Relocation of firms is something we are increasingly hearing more of as companies struggle to afford premises and upkeep in these trying economic times. Indeed for local areas it can be a real source of stress and worry, when a business is looking strongly at the option to relocate. Locals worry about keeping their jobs while their managers look for creative solutions to save money. Balancing both needs can be a real juggling act.
However, one Llandudno firm seem to have achieved that with plans for their data centre move. The 40 year old Robertson firm, owned by the French company CCG, provides expert advice to oil and gas producers worldwide. It has emerged that the Welsh government, keen to keep the company in Wales, has provided a £1 million grant to assist the IT relocation.
The move from outdated buildings at Tyn-y-Coed to the Conwy Morfa estate has created 50 jobs. The new site will house the company’s laboratory facilities and data centre when it moves. But there are also plans afoot to redevelop the old site at Tyn-y-Coed.
It appears the Welsh Assembly stepped in after directors planned to move their operations from the site in Wales due to the age of the building and facilities. Also the need for bigger premises warranted an IT relocation.
This new move to keep the firm within the local area has safeguarded 242 jobs and hopefully will create another 48 jobs. Keeping employers open in North Wales has increasingly become an important aspect of regional import in the Welsh Assembly of late after February last year, when Quinton Hazell Automotive Limited announced the loss of 196 jobs at both their sitea, with nearly 80 of them at the Conwy site due to tough economic circumstances.
Indeed a lot of firms are having to consider moving premises completely to cut costs and to keep workers in jobs in areas like North Wales.
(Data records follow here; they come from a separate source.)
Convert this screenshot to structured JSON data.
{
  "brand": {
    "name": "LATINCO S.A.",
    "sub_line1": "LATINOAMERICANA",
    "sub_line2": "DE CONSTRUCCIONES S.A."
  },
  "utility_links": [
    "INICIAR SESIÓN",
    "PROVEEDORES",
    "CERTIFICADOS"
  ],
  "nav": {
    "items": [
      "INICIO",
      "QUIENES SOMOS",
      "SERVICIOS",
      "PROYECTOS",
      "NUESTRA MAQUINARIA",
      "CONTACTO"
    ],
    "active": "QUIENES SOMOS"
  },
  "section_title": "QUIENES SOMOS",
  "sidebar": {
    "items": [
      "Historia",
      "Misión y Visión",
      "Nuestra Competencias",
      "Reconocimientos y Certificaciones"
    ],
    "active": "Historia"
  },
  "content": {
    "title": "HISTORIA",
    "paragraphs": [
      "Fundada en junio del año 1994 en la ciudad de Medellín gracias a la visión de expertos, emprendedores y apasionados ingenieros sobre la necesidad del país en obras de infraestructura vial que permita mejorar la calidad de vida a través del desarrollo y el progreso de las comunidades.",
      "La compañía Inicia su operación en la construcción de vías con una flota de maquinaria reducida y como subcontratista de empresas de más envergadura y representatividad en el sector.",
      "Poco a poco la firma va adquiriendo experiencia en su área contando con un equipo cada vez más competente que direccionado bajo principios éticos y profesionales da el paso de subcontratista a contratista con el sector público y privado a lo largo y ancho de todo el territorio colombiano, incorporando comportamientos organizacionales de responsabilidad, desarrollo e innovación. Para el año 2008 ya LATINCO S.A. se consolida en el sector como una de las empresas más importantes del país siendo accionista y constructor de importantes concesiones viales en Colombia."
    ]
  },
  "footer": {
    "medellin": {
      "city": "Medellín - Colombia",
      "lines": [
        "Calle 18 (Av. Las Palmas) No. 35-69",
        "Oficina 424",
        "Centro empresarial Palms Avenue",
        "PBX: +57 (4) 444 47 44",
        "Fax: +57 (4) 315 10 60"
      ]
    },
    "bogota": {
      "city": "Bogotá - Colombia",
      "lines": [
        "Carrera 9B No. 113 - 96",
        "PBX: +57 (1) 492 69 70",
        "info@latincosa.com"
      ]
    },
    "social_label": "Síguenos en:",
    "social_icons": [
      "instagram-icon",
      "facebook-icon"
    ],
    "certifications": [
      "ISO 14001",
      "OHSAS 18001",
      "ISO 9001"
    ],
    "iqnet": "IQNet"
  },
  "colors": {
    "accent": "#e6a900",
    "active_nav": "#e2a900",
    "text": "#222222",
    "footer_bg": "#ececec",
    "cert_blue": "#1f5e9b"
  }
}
Therefore data relocation companies up and down the UK have reported an increase in business, particularly in areas of redevelopment or where companies are looking to move to more suitable premises. The age of buildings and the availability of space to house the company and its equipment can lead to a complete IT relocation.
Moving a firm to new premises can seem like a vast organisational conundrum at first glance but when employers consider the positive impact it can have on keeping their employees in a job and cutting their overheads, it can make all the difference between the business picking up and having to downsixe, thus cuttting jobs. After the initial investment of moving offices, equipment and completing an IT relocation has been completed the company can settle into the business of making a profit once again.